It is a company that claims: “You can do it if you B&Q it”.
But like the best-planned DIY projects, B&Q’s Chelsea Flower Show garden has run into a few technical difficulties.
Plans for the £300,000 vertical allotment, a tower rising 30ft (9m) high (right), have been tweaked in the run up to the May show.
The garden is to sit in front of the BBC rooftop studio where Alan Titchmarsh will host BBC coverage. Alan, who has a controversial three-year contract to promote B&Q garden centres, is not allowed to comment on the B&Q garden or report on it at the world-famous show.
AG received a tip-off that the garden was being altered so it cannot be seen on TV when Alan is presenting Chelsea coverage – a claim that’s been dismissed by B&Q.
B&Q garden designer Laurie Chetwood told AG the garden had been redesigned to sit on a triangular site, and to avoid damaging a main sewer. Laurie said: “We’ve had one hell of a problem with underground sewers. The sewers go one way, and the Underground goes the other. As designers, we have to make sure that we don’t crack anything. This has no connection with the BBC or with Alan.”
AG asked the RHS if the garden was being altered to avoid a conflict of interest with Alan’s B&Q contract. An RHS spokeswoman replied: “In the lead up to Chelsea, there are always tweaks to accommodate gardens in the most appropriate manner.

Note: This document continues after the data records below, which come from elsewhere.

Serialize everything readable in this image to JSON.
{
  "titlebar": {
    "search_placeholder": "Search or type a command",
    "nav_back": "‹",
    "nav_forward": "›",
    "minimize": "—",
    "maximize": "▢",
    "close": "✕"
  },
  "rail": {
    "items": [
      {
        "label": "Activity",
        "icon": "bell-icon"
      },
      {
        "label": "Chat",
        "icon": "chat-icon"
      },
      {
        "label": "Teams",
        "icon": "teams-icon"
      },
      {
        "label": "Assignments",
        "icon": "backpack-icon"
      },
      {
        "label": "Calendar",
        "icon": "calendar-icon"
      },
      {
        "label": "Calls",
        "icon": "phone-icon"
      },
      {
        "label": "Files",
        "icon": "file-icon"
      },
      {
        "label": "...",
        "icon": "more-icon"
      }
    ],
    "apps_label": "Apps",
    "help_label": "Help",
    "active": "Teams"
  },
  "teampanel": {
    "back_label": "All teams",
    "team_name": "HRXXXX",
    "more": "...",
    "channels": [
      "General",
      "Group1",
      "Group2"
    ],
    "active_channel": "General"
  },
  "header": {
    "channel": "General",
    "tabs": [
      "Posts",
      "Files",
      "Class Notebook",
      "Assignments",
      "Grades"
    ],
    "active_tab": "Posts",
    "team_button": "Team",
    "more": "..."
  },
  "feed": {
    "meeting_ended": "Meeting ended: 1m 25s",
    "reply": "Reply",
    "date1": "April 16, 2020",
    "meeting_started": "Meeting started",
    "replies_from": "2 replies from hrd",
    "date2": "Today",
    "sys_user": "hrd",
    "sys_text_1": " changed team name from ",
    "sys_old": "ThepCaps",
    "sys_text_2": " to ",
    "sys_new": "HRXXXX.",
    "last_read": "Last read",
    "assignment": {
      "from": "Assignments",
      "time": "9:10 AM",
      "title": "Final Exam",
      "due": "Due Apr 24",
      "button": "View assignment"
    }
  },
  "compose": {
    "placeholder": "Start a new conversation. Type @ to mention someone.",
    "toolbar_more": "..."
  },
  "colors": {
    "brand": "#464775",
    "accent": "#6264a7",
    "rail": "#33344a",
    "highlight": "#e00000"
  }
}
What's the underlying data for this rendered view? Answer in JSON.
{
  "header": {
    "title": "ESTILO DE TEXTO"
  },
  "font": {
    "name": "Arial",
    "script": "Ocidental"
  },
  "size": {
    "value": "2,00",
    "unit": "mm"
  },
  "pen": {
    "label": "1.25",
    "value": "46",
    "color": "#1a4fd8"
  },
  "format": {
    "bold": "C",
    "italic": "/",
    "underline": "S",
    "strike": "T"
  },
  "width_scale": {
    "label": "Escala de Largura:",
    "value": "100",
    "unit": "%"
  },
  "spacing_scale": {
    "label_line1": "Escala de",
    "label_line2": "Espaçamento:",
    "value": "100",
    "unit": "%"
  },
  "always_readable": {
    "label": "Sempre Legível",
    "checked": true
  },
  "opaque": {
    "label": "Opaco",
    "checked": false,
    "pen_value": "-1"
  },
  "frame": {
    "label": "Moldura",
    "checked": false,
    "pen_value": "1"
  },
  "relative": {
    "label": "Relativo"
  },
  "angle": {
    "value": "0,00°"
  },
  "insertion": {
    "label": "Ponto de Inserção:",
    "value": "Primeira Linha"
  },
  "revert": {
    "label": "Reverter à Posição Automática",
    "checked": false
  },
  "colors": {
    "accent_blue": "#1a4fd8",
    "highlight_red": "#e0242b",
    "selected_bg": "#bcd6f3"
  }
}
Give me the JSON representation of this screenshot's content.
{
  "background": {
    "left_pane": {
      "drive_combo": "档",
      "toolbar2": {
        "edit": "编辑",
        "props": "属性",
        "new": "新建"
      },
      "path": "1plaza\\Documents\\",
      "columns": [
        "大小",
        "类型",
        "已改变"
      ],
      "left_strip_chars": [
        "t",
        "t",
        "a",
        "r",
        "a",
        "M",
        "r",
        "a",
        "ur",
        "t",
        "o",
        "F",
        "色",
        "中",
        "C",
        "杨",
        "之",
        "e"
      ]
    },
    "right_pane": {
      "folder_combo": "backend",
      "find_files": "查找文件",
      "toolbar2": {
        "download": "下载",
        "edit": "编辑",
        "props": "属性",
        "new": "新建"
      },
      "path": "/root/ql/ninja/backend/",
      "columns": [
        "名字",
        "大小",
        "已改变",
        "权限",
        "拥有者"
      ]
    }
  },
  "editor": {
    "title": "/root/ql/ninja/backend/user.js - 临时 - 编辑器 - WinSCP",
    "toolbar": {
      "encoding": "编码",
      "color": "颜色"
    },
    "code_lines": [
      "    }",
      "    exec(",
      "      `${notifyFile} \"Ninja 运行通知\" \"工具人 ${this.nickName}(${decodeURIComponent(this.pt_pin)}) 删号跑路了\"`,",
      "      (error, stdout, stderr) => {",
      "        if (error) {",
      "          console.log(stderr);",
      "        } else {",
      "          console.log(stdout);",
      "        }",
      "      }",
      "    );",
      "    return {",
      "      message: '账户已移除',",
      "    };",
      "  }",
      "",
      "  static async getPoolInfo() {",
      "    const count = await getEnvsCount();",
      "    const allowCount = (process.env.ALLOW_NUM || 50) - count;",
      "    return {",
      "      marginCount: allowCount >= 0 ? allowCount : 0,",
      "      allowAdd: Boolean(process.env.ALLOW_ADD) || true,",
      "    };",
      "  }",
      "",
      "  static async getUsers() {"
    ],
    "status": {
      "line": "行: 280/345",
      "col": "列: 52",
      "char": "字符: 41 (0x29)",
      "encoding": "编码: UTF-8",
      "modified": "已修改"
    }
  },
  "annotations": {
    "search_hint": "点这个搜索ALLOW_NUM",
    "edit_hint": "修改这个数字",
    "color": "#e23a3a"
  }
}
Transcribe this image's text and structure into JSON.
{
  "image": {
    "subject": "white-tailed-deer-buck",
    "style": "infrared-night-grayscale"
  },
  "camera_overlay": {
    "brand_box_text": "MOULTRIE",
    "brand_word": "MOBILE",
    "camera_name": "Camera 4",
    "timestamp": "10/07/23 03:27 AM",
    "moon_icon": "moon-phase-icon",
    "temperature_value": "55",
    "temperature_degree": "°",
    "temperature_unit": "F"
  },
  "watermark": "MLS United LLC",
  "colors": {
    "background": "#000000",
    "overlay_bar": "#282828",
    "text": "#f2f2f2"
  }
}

“The RHS, BBC and the garden’s sponsor always work together to ensure that BBC coverage is editorially uncompromised,” she added.